Figure-Ground in UX design

In this article at OpenGenus, we will know more about the concept of Figure-Ground in UX design. This will further help us to get involved in complex design and will improve our knowledge about the gesalt principles.

Table of Contents :

  1. Introduction
  2. What is figure Ground Principle
  3. Important Figure Ground Relationships
  4. Figure Ground in practice
  5. Conclusion


First of all we have to look what are the Gestalt principles.These rules were developed by German psychologists in the 1920s in an effort to understand how people get meaningful impressions from the chaotic stimuli all around them. As a result, these principles enable users to arrange data and specifics that assist their viewers and audience in identifying patterns, streamlining complex visuals, and improving their perception of and understanding of the visual world.

There are 7 Gestalt principles. They are :

  • Figure-ground
  • Similarity
  • Proximity
  • Common region
  • Continuity
  • Closure
  • Focal point

In this article our focus would be on Figure Ground in UX.

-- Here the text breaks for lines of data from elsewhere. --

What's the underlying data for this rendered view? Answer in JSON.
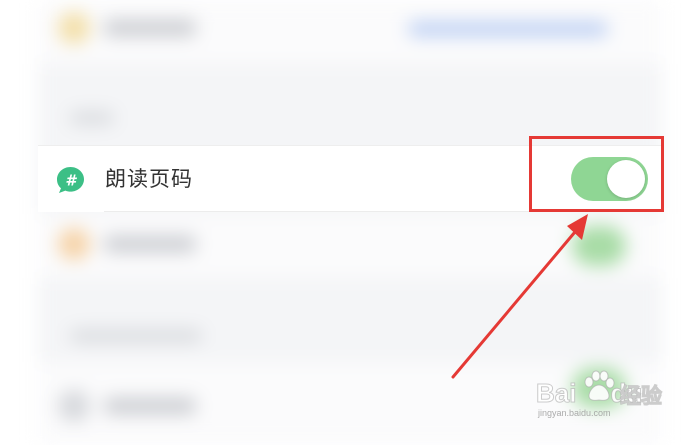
{
  "setting": {
    "label": "朗读页码",
    "enabled": true,
    "icon": "hash-speech-bubble-icon"
  },
  "colors": {
    "toggle_on": "#8fd694",
    "icon_green": "#3cbf86",
    "annotation_red": "#e53935"
  },
  "watermark": {
    "brand": "Bai",
    "brand_suffix": "du",
    "product": "经验",
    "url": "jingyan.baidu.com"
  }
}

According to Universal Principles of Design, figure-ground is the state in which we perceive elements as either the objects of focus or the background. Figure-ground works through the use of positive and negative space. Figure-ground exists in practically everything we visually perceive, whether a scene, a composition, a website, a logo or an icon.

In the image above, for example, your eye instantly sees a white apple sitting on a black background.

Three types of relationships exist between the figure and the ground:

Stable: When a figure is stable, it stands out from the background and one element clearly dominates the overall composition.

Reversible - In this instance, the density of the backdrop and the figure is nearly equal. Because of this, the figure and background can be reversed by the eye (thus, "reversible"). This can be used to produce optical illusions in both art and web design. A reversible design, on the other hand, will always have a distinct figure and ground.

Ambiguous - There is minimal separation between the ground and the figure in an ambiguous design. A single element may occasionally serve as both the figure and the ground simultaneously. By blurring the lines between your ground and figure, you can create an ambiguous design.


  1. Focus : The ground will be regarded as the objects that are out of focus, blurry, faded, or colored, while the figures will be perceived as the objects that are in focus.
  2. Colour : Warm colours can be employed to bolster figures because they are viewed as approaching, such as yellows, oranges, and reds. Purple, blue, and green hues are examples of cool colours that can be employed to fortify a foundation because they are seen as receding.
  3. Position : Elements placed lower will be regarded as figures, whereas ones placed higher will be seen as the earth. Our impression of distance is affected by this because we think objects located higher up are farther away and objects located lower down are closer to us.
  4. Contrast : Strong contrast is produced when white or black is combined with color, as shown in the Criminal Underworld posters. Similarly, complementary hues are fantastic for generating contrast. To improve contrast if pure colors are too strong, change the value (how dark or light the color is).

Many of these visual components are combined to generate the majority of effective figure-ground connections.


The website of R/m Design School excels in its contrast between figure and ground. Here, the menu demonstrates significant contrast by separating figure from ground with vivid color and black. Warm colors are also employed to enhance the perception of the individual approaching us.


A shadow is another method used by the bottom box on the Molson landing page above to set it out from the background. There is a faint drop shadow under the box, which you can see. This gives the impression that the box is perched on a wheat field. Further down the landing page, they utilize shadows once more to create the similar effect:


Look at the illustration from the Apple Music website below. Most likely, the smartphone image and the copy immediately to its left have caught your attention as the figure's main components. The usage of numerous graphic elements improves the figure aspects while the background starts to compete for our attention. First, the size of the smartphone and the large copy strengthen the figure. Bring the figure forward by placing the smartphone at the bottom of the screen. By toning down the background video motion, which makes the ground regress, the figure is more accentuated. Finally, the contrast between the dark background and the light screen helps to clearly distinguish between the figure and the ground.



The fundamental idea behind the Figure/Ground principle is to use visual clues to distinguish between what is significant (foreground/figure) and what is not (background/ground). There are three typical methods for doing this:

  • Employing contrast (color, size, amount of detail)
  • Frequently seen in hero banners
  • Separating content with boxes to avoid overlap, and adding depth with shadows